Swing Rotation
The swing rotation focuses on admitting new patients to the hospital and is done by second year residents as an opportunity to build clinical acumen and independence. The resident admits patients independently and then staffs with an attending. While there is always an attending in-house to offer support, residents enjoy the autonomy that this rotation offers.

  • The swing shift is from 3 p.m. to midnight with the last admission starting no later than 10 p.m. If the resident is in clinic the following day, they must leave the hospital by 10 p.m.
  • A resident admits up to four patients per shift and then hands them off to resident or hospitalist teams.
  • Primary care residents have a full day of continuity clinic once a week, while categorical residents have a full day of continuity clinic every other week.
  • The swing rotation is optional for primary care and required for categorical residents.

Elective Hospitalist Float Rotation
The resident on the hospitalist elective works one-on-one with a Virginia Mason hospitalist faculty to care for six to eight patients without a larger intern team. The resident rounds independently, checking in with the attending throughout the day. This rotation emphasizes autonomy and advanced clinical decision making skills, and is a good option for those interested in a hospitalist career.

  • Chosen as an elective by second or third year residents.
  • The shift is from 7 a.m. to 7 p.m., or 9 a.m. to 9 p.m., Monday through Sunday, every other week.
  • In the off weeks, the resident has about two days of continuity clinic and is otherwise free.
  • Residents continue to attend conferences and didactic sessions when they are in the hospital.

Emergency Medicine
Our emergency medicine rotation allows residents to hone their skills in the initial workup and management of patients with a wide range of diseases.

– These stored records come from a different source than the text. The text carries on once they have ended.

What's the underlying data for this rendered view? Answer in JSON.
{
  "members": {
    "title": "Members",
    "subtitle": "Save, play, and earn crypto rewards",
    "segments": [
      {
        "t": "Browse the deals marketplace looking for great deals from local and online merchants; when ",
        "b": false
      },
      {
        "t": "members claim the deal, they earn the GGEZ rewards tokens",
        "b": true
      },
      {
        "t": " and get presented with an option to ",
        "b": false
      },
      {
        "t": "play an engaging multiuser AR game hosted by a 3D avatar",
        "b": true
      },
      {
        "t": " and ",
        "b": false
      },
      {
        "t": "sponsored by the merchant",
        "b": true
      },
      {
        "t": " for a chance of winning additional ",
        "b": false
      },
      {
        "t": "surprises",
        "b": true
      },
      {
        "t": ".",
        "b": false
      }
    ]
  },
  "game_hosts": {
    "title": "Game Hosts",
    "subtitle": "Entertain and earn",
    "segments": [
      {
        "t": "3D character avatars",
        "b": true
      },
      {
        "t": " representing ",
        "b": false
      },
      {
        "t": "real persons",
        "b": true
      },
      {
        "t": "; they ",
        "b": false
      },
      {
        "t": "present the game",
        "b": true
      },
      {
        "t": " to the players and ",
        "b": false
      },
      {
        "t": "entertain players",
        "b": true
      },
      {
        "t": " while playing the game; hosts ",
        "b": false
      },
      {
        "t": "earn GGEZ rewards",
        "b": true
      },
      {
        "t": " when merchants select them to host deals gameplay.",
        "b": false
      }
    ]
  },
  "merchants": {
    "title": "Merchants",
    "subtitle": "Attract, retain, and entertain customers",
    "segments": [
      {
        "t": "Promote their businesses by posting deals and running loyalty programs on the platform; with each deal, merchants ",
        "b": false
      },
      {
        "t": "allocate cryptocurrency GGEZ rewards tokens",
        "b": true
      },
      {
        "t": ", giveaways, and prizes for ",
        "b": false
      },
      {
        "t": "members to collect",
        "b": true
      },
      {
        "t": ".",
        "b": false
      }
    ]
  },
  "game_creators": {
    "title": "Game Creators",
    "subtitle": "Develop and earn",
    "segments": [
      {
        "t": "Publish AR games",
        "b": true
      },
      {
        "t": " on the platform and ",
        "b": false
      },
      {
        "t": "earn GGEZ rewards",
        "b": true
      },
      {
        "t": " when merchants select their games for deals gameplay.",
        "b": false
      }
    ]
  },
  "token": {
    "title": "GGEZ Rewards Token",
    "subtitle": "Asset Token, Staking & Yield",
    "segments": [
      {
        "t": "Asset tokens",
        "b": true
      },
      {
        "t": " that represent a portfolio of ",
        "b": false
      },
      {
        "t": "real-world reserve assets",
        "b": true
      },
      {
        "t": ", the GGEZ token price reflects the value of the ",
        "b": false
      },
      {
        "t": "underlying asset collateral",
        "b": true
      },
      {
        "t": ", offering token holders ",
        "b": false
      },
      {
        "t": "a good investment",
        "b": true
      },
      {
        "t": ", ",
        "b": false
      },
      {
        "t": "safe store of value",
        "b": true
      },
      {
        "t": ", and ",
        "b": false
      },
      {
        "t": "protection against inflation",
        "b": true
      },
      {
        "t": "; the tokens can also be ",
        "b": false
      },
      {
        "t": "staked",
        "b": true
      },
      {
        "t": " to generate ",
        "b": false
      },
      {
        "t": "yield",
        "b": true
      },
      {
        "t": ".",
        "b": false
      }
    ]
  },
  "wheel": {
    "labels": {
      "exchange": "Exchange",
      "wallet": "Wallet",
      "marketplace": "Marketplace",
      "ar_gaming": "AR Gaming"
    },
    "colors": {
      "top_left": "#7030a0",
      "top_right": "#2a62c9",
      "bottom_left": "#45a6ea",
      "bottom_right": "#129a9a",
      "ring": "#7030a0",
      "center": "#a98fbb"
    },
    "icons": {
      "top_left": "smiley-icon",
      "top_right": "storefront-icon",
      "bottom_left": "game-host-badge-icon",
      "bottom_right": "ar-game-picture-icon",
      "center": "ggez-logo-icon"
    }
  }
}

Like all departments at Virginia Mason, our Emergency Department (ED) is designed to maximize patient safety and quality care, while minimizing cost and unnecessary testing.

  • Residents work one-on-one with board-certified emergency medicine physicians.
  • During the block, interns work 15 shifts, consisting of day, evening and night shifts.

Elective Options

Electives in bold are required for completion of Categorical and Primary Care Programs. 

  • Allergy and Immunology
  • Anesthesiology (Moderate sedation certification, optional)
  • Away rotation (another institution, rural, or international)
  • Cardiology
  • Dermatology — Required for Primary Care
  • Emergency Medicine at Harborview (R3 option)
  • Endocrinology
  • ENT — Recommended for Primary Care
  • Gastroenterology
  • General Internal Medicine I
  • General Internal Medicine II – Required for R1 Primary Care
  • General Internal Medicine – Advanced – Required for Primary Care, R2 and R3
  • Geriatrics — Required as R2
  • Gynecology — Required for Primary Care
  • Hematology/Oncology
  • Hyperbaric Medicine — Recommended for Primary Care
  • Infectious Diseases
  • Nephrology
  • Neurology
  • General Surgery — Recommended for Primary Care
  • Urology — Required for Primary Care
  • Ophthalmology — Recommended for Primary Care
  • Orthopedics/Sports Medicine/PMR/Podiatry (Musculoskeletal) — Required for Primary Care
  • Palliative Care
  • Pathology
  • Physical Medicine and Rehabilitation — Recommended for Primary Care
  • Primary Care Innovations - Primary Care only
  • Procedures (R2 and R3 only)
  • Pulmonary
  • Radiology (R3 option, upon approval by department)
  • Rheumatology
  • Scholarly
  • Systems-Based Practice R2 or R3